If you’ve experimented with Scrum before, you’re likely familiar with the Scrum Master and Product Owner roles. In case you’re not, here’s a quick breakdown: the Scrum Masters are responsible for improving and maximizing the productivity of the Scrum Team. They have three essential priorities – support the Product Owner, support the Development Team, and support the Organization. The Product Owners are the customer representatives; they ensure that the team spends time building things that bring the most value to the organization.
These roles sound so deceivingly simple that sometimes a single person will try tackling both roles. This can happen in a ground-up implementation of Scrum when a Product Owner is never officially assigned to the team, like in startups or the digital agency world, leaving the Scrum Master to wear multiple hats. It can also happen when the team’s Scrum Master is also an individual contributor (for example, a full-time Developer) and simply too overwhelmed to focus on the Scrum process. In this case, the Product Owner may try to step up to lead the process and their own responsibilities. Regardless of the reason, when a team attempts to combine all duties into a single role, it seldom ends well.
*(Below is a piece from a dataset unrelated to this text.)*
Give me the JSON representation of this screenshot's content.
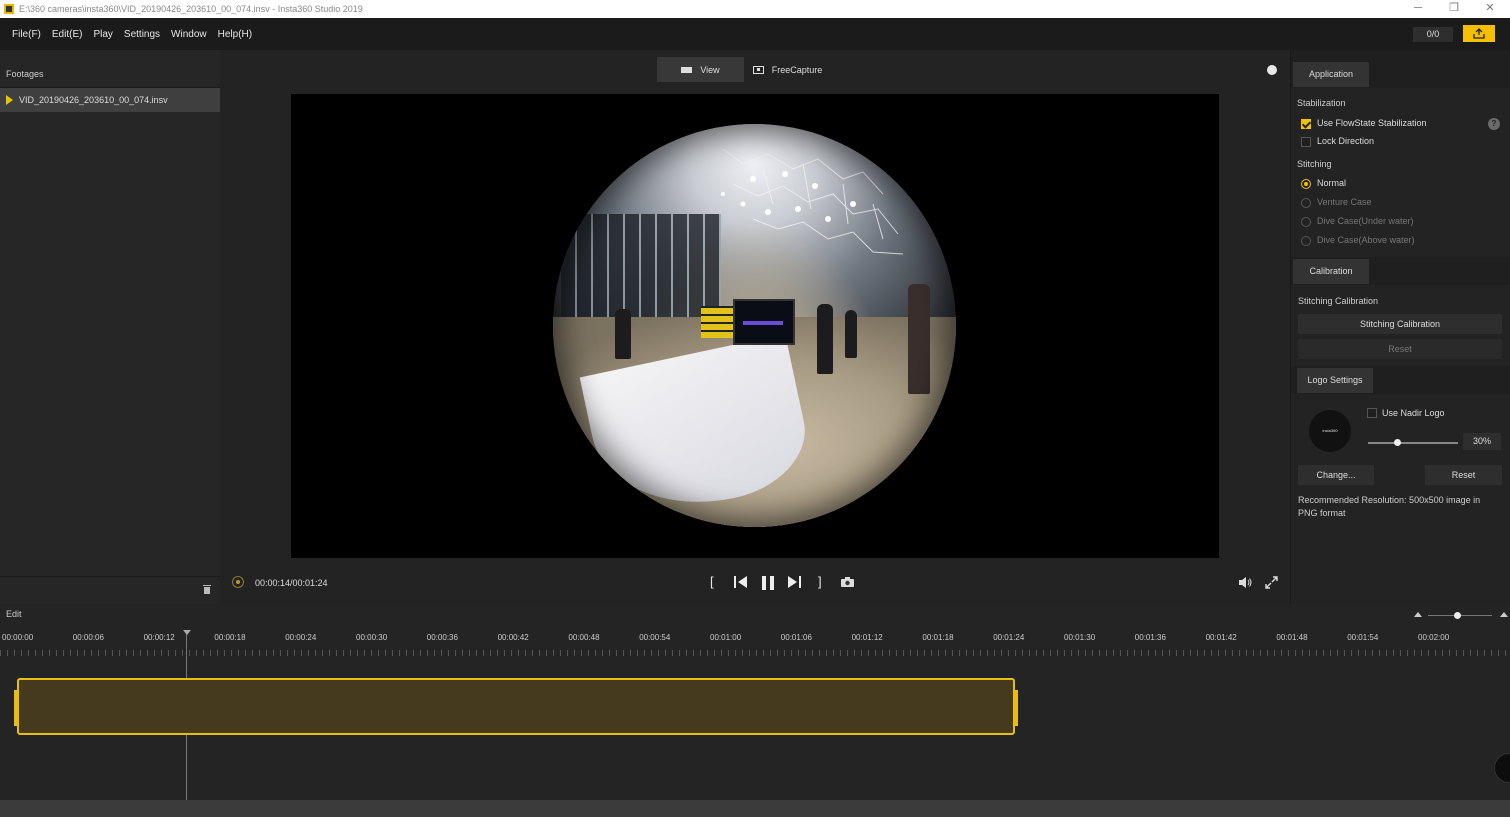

Scrum Masters are part of the Scrum Team trinity, including the Scrum Master, Product Owner, and the Team. Scrum Masters play their part by ensuring that the entire team is familiar with the Scrum Guide, Scrum framework, and all the Scrum events. These methods provide a smooth delivery of all user stories, requests, incidents, and enhancement capabilities.
Great Scrum Masters spend a lot of time nurturing the skills they need to get really good at their work. In the Scrum Master job, there is a vital people component and an organizational component. Scrum Masters are like skilled engineers solving complex problems: their thinking and effort is around uncovering barriers and figuring out how to overcome them.
Product Owners are responsible for utilizing the team to ensure the correct product completes development. For that planning, they need a clear vision that emphasizes the product’s value. As a result, they develop the product vision using user stories, research, product and business requirements. The product backlog is a crucial component of Agile product development; thus, backlog management is the top activity of the Product Owner.
Furthermore, Product Owners are the first ones to get the release date. While Product Owners can’t single-handedly control the release of a product, they can call for the enactment, pause, or cancellation of the release.
Besides the different responsibilities of the Product Owner and Scrum Master, the skills needed to perform each role are also quite different. To manage and prioritize the backlog, the Product Owner needs to analyze market data and have domain expertise to make the right decisions. For the Scrum Master, people management skills such as resolving conflict or facilitating communication come to the forefront. Given the disparate priorities and abilities associated with each role, there is a solid reason the Scrum Guide separates the two. Imposing the responsibilities of both roles onto one person may be overwhelming and cause distress.
Now let’s go back to our question: Can the Scrum Master and Product Owner be the same person?
The answer is that they can, short-term, but they shouldn’t. The Scrum Master and Product Owner should always be separate roles, as they are full-time roles. Of course, there are exceptions to the norm, and one person could do both roles, but we need to bear in mind that many teams split these jobs out for a good reason. Combining the posts might be necessary short-term but, in reality, may not be sustainable for long periods. We shouldn’t burden one exceptional person to do two jobs at a subpar level.
Here are a few reasons why having different persons for each role is beneficial to a business. First, when Scrum Masters act as Product Owners, they don’t have the same access to customer feedback. Without this data, it’s challenging to create products that fulfill the customers’ needs and goals. One could spend all this time creating products that the customers don’t like or aren’t what they expect.
The next issue is that when Product Owners act as Scrum Masters, they take on new responsibilities that devalue their original ones. If they’re taking time to perform Scrum Master duties, they’ll have to cut corners when creating the product backlog and managing the development process. There’ll be less room for innovation and more focus on completing tasks before deadlines. Since the Product Owner has too much on their plate, the product’s value will begin to suffer.
When the Product Owner acts as Scrum Master, the solution is to find a new Scrum Master inside the team who can dedicate time to the role. Placing trust in our team is a great way to show leadership, and we might be surprised by their capabilities. Not only does this free the Product Owner from managing the Scrum process, but it also helps create a healthy tension between Scrum Masters and Product Owners.
When the Scrum Master is filling in the Product Owner’s responsibilities, the simplest solution can be to free the individual of their Scrum Master responsibilities, allowing them to focus on the Product Owner role entirely. This, of course, only works if the individual is interested in the Product Owner career path.The Scrum Master and the Product Owner roles are complex. If both of these voices reside in a single person, it will confuse the team. We won’t have that check and balance, and we’re going to end up underperforming – this thought would be daunting for anyone on the team. Single Product Owner; Single Scrum Master – let’s try not to blend them in the same person.